Auburn jumped out to a 21-0 lead after a little more than eight minutes of play Saturday and only relented marginally until the end of the contest.
The No. 11 Tigers took a 37-8 lead into halftime and tacked on eight more points in a let’s-get-this-over-with second half, staking claim to a higher BCS ranking with a no-stress 45-10 win.
FAU was paid a $1 million guarantee for the game, and played the role of a rollover opponent well.
Auburn (7-1, 3-1) scored six touchdowns — four on the ground and two through the air — and amassed more than 600 total yards Saturday, going down to its third-string players by the second quarter. The Tigers’ 422 rushing yards were the most ever allowed by FAU in a game.
“They have a great running game,” FAU coach Carl Pelini said. We were not surprised at all. They have speed on the outside… they beat you inside. They are a good football team.”
FAU quarterback Jaquez Johnson scored FAU’s only touchdown and broke up that good football team’s shutout with 10-yard run in the second quarter. It was Johnson’s team-leading sixth touchdown run on the season.
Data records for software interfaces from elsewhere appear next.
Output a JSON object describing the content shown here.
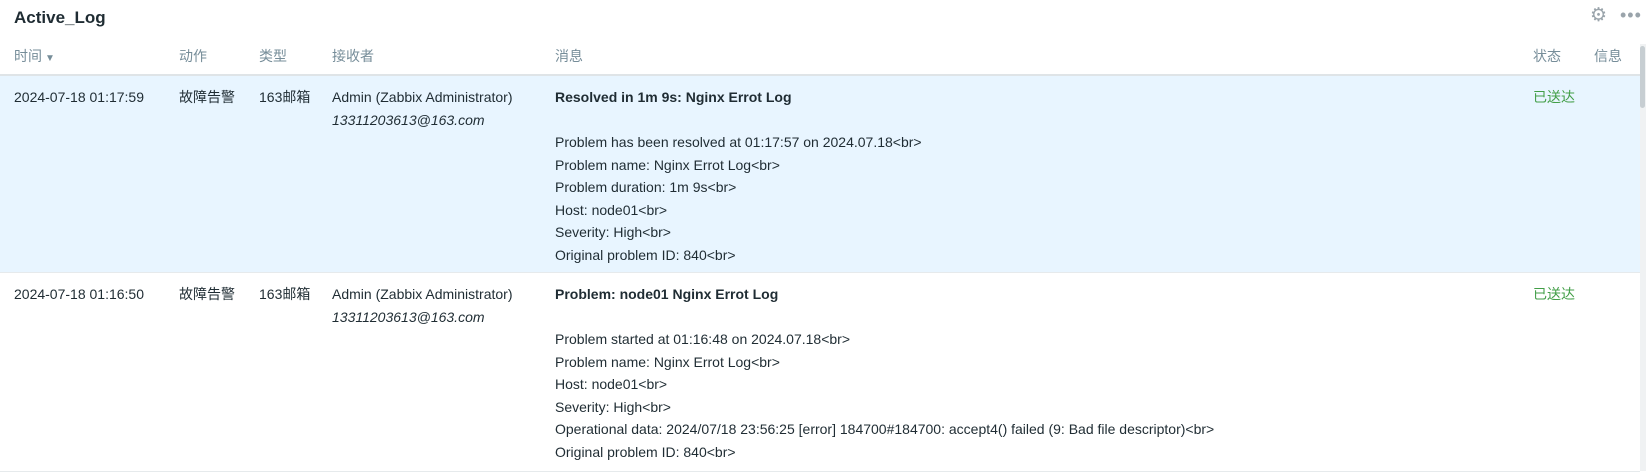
{
  "widget": {
    "title": "Active_Log",
    "gear_icon": "⚙",
    "menu_icon": "•••"
  },
  "columns": {
    "time": "时间",
    "action": "动作",
    "type": "类型",
    "recipient": "接收者",
    "message": "消息",
    "status": "状态",
    "info": "信息",
    "sort_indicator": "▼"
  },
  "rows": [
    {
      "time": "2024-07-18 01:17:59",
      "action": "故障告警",
      "type": "163邮箱",
      "recipient_name": "Admin (Zabbix Administrator)",
      "recipient_email": "13311203613@163.com",
      "subject": "Resolved in 1m 9s: Nginx Errot Log",
      "lines": [
        "Problem has been resolved at 01:17:57 on 2024.07.18<br>",
        "Problem name: Nginx Errot Log<br>",
        "Problem duration: 1m 9s<br>",
        "Host: node01<br>",
        "Severity: High<br>",
        "Original problem ID: 840<br>"
      ],
      "status": "已送达"
    },
    {
      "time": "2024-07-18 01:16:50",
      "action": "故障告警",
      "type": "163邮箱",
      "recipient_name": "Admin (Zabbix Administrator)",
      "recipient_email": "13311203613@163.com",
      "subject": "Problem: node01 Nginx Errot Log",
      "lines": [
        "Problem started at 01:16:48 on 2024.07.18<br>",
        "Problem name: Nginx Errot Log<br>",
        "Host: node01<br>",
        "Severity: High<br>",
        "Operational data: 2024/07/18 23:56:25 [error] 184700#184700: accept4() failed (9: Bad file descriptor)<br>",
        "Original problem ID: 840<br>"
      ],
      "status": "已送达"
    }
  ],
  "colors": {
    "status_sent": "#429e47",
    "row_highlight": "#e8f5ff",
    "header_text": "#768d99"
  }
}
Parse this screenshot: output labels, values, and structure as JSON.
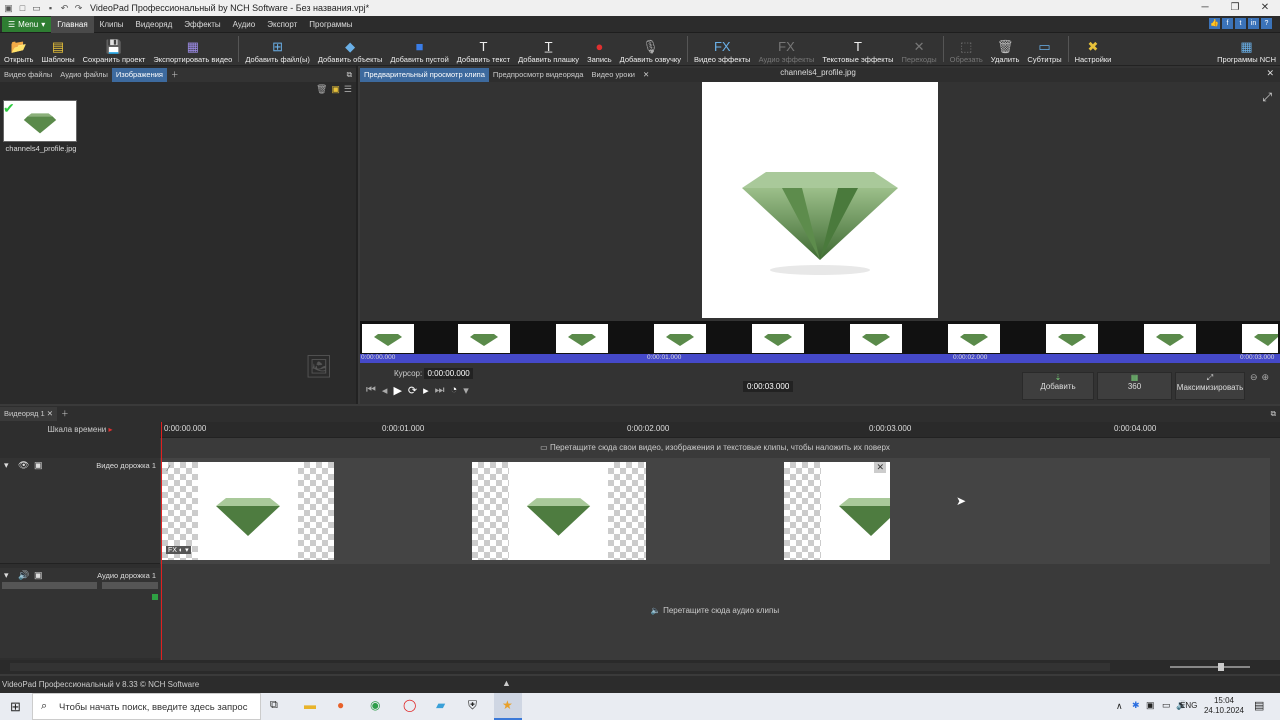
{
  "window": {
    "title": "VideoPad Профессиональный by NCH Software - Без названия.vpj*"
  },
  "menubar": {
    "menu_label": "Menu",
    "tabs": [
      "Главная",
      "Клипы",
      "Видеоряд",
      "Эффекты",
      "Аудио",
      "Экспорт",
      "Программы"
    ],
    "active_tab": "Главная"
  },
  "toolbar": {
    "items": [
      {
        "label": "Открыть",
        "icon": "folder-open-icon"
      },
      {
        "label": "Шаблоны",
        "icon": "templates-icon"
      },
      {
        "label": "Сохранить проект",
        "icon": "save-icon"
      },
      {
        "label": "Экспортировать видео",
        "icon": "export-icon"
      },
      {
        "label": "Добавить файл(ы)",
        "icon": "add-file-icon"
      },
      {
        "label": "Добавить объекты",
        "icon": "add-objects-icon"
      },
      {
        "label": "Добавить пустой",
        "icon": "add-blank-icon"
      },
      {
        "label": "Добавить текст",
        "icon": "add-text-icon"
      },
      {
        "label": "Добавить плашку",
        "icon": "add-title-icon"
      },
      {
        "label": "Запись",
        "icon": "record-icon"
      },
      {
        "label": "Добавить озвучку",
        "icon": "narration-icon"
      },
      {
        "label": "Видео эффекты",
        "icon": "video-fx-icon"
      },
      {
        "label": "Аудио эффекты",
        "icon": "audio-fx-icon"
      },
      {
        "label": "Текстовые эффекты",
        "icon": "text-fx-icon"
      },
      {
        "label": "Переходы",
        "icon": "transitions-icon"
      },
      {
        "label": "Обрезать",
        "icon": "crop-icon"
      },
      {
        "label": "Удалить",
        "icon": "delete-icon"
      },
      {
        "label": "Субтитры",
        "icon": "subtitles-icon"
      },
      {
        "label": "Настройки",
        "icon": "settings-icon"
      }
    ],
    "nch_label": "Программы NCH"
  },
  "bins": {
    "tabs": [
      "Видео файлы",
      "Аудио файлы",
      "Изображения"
    ],
    "active": "Изображения",
    "file_name": "channels4_profile.jpg"
  },
  "preview": {
    "tabs": [
      "Предварительный просмотр клипа",
      "Предпросмотр видеоряда",
      "Видео уроки"
    ],
    "active": "Предварительный просмотр клипа",
    "file_title": "channels4_profile.jpg",
    "ruler": [
      "0:00:00.000",
      "0:00:01.000",
      "0:00:02.000",
      "0:00:03.000"
    ],
    "cursor_label": "Курсор:",
    "cursor_value": "0:00:00.000",
    "duration": "0:00:03.000",
    "add_label": "Добавить",
    "label_360": "360",
    "maximize_label": "Максимизировать"
  },
  "sequence": {
    "tab": "Видеоряд 1",
    "scale_label": "Шкала времени",
    "ruler": [
      "0:00:00.000",
      "0:00:01.000",
      "0:00:02.000",
      "0:00:03.000",
      "0:00:04.000"
    ],
    "overlay_hint": "Перетащите сюда свои видео, изображения и текстовые клипы, чтобы наложить их поверх",
    "video_track": "Видео дорожка 1",
    "audio_track": "Аудио дорожка 1",
    "audio_hint": "Перетащите сюда аудио клипы"
  },
  "status": {
    "text": "VideoPad Профессиональный v 8.33 © NCH Software"
  },
  "taskbar": {
    "search_placeholder": "Чтобы начать поиск, введите здесь запрос",
    "lang": "ENG",
    "time": "15:04",
    "date": "24.10.2024"
  }
}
The Tigers started the game with a six-run, 78-yard drive, capped by an 8-yard run by Park Vista alum Tre Mason. That scoring drive took less than two minutes off the clock.
A Jonathan Wallace fumble on FAU’s first offensive possession gave Auburn the ball back seconds later, and Corey Grant took he first play of that subsequent possession 43 yards to the end zone.
Down 14-0, FAU wasn’t able to get anything going offensively and punted the ball away..
Auburn quarterback Nick Marshall made the most of a 70-yard Chris Davis punt return, rushing in the third touchdown of the game from 10-yards out, giving Auburn a seemingly insurmountable 21-0 lead.
The game took a scary turn when FAU linebacker Freedom Whitfield was injured on a punt in the middle of the first quarter after tackling Davis for no gain. Whitfield was put on a stretcher and carted off the field. He was moving all his extremities when he was taken to the hospital for what FAU called "precautionary measures.”
Whitfield and returned to the FAU sidelines by the end of the game, walking, though wearing a neck brace.
Auburn's offense didn't stop, despite the eight-minute delay to the game following the injury. Backup quarterback Jeremy Johnson extended Auburn's lead to 28-0 with a 36-yard touchdown pass to Sammie Coates. Johnson found Coates again 10 minutes later, leading the speedy receiver on a 67-yard touchdown pass-and-catch in which Coates pulled away from the in-pursuit FAU secondary to a near-comical effect.
Johnson’s touchdown run was set up by a 38-yard pass to Daniel McKinney. The play would stand as FAU’s longest of the game.
Auburn had a chance to extend its lead to 41-7 in the final seconds of the first half, when Jupiter alum Cody Parkey, who had made a 43-yard field goal earlier in the second quarter, missed from 40-yards out.
FAU’s is now winless in 11 games against ranked teams since moving to the Football Bowl Subdivision in 2004.
To make a bowl game, FAU will have to do something it hasn’t done since that last bowl-eligible season — win four consecutive games. The Tigers host Tulane next Saturday, after which it will play at winless Southern Miss, host winless New Mexico State and end its season against one-win rival FIU.
“We are capable of doing it,” Pelini said. “I’ve been saying it all year. We are capable of doing that as a football team and that’s what our goal is.”